**** Supplied material ****

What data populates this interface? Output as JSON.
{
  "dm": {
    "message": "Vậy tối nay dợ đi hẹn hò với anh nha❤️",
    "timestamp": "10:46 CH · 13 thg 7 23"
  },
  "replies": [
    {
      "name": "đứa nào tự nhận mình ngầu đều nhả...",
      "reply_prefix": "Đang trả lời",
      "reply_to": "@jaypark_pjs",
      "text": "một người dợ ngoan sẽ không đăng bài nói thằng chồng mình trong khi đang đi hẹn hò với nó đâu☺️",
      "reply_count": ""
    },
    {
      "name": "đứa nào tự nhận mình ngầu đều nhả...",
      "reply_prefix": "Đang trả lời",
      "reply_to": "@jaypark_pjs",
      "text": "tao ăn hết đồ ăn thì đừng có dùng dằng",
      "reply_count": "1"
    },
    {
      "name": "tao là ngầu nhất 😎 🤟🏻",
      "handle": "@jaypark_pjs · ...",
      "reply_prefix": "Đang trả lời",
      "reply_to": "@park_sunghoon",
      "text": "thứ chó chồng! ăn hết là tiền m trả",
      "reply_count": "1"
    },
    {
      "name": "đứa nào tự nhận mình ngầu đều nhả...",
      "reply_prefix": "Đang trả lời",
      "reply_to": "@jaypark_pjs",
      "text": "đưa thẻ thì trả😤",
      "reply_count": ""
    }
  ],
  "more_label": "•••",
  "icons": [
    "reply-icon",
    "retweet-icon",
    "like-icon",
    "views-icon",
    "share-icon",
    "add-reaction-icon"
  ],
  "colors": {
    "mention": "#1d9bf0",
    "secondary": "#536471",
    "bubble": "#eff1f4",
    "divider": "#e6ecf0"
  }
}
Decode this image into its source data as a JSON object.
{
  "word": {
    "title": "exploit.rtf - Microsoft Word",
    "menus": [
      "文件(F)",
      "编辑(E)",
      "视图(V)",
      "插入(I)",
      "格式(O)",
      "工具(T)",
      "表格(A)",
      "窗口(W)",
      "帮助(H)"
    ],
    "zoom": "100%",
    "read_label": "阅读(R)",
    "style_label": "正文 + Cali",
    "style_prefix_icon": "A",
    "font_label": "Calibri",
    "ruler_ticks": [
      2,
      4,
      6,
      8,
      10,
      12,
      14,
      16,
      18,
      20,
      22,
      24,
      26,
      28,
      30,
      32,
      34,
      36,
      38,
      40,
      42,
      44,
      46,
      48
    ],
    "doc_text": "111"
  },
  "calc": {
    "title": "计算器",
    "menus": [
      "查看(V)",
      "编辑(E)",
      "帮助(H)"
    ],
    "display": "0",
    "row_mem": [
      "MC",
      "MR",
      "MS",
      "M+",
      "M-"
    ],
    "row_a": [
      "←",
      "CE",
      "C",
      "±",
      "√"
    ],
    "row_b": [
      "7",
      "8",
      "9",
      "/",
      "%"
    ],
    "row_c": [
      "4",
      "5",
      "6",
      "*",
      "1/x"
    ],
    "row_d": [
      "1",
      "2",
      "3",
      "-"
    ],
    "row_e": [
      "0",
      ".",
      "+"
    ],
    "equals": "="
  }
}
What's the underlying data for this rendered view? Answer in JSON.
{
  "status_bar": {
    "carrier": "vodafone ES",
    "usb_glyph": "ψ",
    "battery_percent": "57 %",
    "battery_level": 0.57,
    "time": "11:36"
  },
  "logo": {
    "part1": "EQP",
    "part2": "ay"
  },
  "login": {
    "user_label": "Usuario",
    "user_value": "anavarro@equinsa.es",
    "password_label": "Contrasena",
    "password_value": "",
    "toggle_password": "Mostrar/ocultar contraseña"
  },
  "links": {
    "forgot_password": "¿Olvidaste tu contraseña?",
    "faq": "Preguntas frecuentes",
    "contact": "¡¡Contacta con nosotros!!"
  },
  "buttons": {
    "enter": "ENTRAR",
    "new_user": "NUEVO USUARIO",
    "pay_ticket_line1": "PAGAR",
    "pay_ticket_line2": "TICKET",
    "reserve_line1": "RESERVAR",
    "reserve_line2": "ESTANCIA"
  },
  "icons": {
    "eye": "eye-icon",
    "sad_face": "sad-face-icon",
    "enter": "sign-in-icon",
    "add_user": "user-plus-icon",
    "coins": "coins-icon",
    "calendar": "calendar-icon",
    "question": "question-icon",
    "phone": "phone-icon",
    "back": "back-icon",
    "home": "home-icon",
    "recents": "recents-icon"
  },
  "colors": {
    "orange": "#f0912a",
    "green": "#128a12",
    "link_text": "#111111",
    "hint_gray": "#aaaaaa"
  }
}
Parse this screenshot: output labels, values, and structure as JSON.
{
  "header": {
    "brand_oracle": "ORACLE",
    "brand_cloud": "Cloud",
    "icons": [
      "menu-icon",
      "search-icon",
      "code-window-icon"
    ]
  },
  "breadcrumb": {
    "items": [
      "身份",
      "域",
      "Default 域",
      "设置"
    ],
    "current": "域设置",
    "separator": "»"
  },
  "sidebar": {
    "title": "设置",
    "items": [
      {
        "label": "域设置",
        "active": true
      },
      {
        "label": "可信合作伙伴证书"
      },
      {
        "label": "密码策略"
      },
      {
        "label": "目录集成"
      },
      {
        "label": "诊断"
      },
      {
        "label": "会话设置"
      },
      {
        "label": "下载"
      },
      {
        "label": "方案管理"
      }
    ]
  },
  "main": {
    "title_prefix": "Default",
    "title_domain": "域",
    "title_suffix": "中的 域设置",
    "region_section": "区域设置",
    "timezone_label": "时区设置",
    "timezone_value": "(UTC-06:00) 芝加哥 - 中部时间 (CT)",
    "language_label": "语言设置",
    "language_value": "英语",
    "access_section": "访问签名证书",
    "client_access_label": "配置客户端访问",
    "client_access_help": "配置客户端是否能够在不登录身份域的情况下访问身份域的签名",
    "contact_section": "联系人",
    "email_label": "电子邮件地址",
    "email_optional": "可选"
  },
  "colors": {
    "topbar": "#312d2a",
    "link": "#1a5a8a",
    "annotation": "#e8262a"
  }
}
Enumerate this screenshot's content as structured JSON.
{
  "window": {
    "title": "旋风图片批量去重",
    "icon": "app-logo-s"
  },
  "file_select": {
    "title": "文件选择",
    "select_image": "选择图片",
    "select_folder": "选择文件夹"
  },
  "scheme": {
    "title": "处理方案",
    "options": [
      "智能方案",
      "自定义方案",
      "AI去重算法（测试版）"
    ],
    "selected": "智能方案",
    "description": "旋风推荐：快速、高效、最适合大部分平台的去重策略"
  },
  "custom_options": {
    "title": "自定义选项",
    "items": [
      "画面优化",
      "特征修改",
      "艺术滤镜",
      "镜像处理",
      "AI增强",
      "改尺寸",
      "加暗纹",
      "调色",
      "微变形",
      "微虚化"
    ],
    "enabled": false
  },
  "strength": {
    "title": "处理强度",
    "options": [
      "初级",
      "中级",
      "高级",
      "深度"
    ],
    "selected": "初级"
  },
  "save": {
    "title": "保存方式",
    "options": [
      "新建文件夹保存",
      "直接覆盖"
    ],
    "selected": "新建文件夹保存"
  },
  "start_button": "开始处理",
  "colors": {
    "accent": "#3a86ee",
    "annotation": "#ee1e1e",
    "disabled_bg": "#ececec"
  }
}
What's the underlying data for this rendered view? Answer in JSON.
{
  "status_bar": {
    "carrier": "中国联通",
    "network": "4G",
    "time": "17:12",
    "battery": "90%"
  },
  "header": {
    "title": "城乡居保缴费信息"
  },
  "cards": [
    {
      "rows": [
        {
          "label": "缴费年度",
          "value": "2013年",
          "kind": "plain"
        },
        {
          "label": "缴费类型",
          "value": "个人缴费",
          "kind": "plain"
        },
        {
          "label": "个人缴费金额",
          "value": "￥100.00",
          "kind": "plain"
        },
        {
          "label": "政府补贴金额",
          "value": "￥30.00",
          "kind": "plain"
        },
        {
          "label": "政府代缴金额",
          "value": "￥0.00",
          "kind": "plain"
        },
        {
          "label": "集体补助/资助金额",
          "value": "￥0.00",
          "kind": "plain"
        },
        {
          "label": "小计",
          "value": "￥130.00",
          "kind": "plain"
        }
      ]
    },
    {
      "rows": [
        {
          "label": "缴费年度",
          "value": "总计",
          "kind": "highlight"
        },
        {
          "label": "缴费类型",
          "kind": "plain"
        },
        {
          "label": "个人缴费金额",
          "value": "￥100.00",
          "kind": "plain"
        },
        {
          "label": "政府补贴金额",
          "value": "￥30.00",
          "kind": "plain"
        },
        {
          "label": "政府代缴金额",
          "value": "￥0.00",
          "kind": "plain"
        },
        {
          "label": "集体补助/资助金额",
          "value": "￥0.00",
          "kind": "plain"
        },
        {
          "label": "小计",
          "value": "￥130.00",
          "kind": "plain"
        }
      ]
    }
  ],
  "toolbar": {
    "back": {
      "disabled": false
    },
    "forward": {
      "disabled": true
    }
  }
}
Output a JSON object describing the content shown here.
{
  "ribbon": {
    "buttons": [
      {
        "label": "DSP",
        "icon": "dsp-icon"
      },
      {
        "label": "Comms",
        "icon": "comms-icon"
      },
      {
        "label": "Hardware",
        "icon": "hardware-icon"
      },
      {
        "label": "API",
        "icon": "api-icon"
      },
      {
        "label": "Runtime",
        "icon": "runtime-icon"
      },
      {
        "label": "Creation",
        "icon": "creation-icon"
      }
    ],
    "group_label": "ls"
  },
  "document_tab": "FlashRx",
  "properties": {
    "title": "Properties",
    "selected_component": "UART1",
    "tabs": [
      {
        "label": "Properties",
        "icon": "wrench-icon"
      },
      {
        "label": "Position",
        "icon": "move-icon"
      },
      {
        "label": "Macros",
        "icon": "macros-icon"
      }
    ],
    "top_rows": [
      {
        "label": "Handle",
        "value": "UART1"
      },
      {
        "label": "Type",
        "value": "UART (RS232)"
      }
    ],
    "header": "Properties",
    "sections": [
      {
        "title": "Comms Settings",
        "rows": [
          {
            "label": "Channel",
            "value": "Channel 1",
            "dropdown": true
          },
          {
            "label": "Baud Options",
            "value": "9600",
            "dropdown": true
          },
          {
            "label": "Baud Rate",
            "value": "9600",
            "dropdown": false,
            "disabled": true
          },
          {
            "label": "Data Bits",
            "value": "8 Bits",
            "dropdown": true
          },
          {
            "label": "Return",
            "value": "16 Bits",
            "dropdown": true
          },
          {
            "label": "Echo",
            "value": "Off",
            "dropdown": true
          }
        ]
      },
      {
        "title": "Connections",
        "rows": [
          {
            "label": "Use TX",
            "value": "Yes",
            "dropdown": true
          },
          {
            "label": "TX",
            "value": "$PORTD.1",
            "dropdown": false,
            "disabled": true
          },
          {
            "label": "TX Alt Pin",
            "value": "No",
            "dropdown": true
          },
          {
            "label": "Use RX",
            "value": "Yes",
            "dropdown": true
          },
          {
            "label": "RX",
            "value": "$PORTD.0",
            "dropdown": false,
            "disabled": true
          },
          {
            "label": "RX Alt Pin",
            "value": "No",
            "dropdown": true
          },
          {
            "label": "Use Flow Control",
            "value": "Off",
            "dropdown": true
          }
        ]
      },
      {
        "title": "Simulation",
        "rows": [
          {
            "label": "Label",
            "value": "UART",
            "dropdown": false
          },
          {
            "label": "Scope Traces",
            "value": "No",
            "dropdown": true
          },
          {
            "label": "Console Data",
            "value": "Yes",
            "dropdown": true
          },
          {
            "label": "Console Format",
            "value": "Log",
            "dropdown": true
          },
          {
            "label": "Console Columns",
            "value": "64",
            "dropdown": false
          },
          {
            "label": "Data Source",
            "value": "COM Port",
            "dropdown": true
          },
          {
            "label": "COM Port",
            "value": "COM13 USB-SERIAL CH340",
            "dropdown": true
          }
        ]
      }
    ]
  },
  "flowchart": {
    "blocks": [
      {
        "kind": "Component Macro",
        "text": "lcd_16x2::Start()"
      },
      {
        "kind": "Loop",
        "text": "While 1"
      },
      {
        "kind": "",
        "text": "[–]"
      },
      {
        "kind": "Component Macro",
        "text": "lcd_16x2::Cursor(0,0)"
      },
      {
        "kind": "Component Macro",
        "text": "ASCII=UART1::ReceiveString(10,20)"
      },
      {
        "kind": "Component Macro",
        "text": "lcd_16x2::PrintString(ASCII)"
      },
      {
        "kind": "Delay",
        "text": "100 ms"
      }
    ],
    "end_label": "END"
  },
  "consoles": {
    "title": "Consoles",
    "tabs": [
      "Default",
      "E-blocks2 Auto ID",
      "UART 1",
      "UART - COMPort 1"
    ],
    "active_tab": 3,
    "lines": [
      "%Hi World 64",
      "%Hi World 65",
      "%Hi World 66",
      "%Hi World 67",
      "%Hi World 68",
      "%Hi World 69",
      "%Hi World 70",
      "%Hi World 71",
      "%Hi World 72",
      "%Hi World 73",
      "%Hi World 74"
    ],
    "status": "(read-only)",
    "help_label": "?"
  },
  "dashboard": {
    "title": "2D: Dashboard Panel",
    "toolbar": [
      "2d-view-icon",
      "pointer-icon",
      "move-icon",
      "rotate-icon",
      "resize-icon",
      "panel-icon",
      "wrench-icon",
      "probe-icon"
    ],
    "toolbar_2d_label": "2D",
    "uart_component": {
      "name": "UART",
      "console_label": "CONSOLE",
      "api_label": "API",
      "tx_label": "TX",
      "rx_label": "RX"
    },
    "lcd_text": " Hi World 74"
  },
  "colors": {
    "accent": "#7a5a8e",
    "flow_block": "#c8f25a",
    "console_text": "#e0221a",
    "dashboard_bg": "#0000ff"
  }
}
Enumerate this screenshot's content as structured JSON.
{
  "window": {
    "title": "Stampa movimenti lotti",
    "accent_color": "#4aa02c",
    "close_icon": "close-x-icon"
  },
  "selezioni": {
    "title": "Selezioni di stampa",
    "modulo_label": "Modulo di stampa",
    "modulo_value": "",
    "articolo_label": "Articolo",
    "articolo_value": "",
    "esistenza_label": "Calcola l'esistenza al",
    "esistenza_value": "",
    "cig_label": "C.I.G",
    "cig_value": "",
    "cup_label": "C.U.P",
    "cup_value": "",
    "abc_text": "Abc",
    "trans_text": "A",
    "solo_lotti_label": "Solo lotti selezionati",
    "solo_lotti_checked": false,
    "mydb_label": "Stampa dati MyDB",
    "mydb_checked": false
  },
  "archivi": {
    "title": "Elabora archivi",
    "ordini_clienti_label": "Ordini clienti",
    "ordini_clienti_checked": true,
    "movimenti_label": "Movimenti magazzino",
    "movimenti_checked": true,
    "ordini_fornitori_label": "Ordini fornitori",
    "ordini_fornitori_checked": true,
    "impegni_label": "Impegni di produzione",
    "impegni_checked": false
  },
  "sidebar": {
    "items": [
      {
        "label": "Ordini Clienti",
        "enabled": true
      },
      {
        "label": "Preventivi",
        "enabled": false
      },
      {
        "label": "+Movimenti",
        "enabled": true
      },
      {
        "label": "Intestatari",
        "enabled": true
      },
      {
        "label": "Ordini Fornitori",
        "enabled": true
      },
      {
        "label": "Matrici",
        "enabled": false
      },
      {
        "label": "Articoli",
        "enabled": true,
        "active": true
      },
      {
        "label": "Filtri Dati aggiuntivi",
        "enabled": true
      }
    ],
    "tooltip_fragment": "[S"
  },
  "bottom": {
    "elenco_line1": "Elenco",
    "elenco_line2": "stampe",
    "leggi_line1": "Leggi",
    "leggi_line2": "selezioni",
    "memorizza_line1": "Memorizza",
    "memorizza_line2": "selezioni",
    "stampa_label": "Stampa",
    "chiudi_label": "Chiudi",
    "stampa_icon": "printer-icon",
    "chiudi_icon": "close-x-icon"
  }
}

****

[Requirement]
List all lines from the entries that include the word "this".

[Solved problem]
What data populates this interface? Output as JSON.
Decode this image into its source data as a JSON object.
What's the underlying data for this rendered view? Answer in JSON.
Parse this screenshot: output labels, values, and structure as JSON.
Enumerate this screenshot's content as structured JSON.
What's the underlying data for this rendered view? Answer in JSON.
Enumerate this screenshot's content as structured JSON.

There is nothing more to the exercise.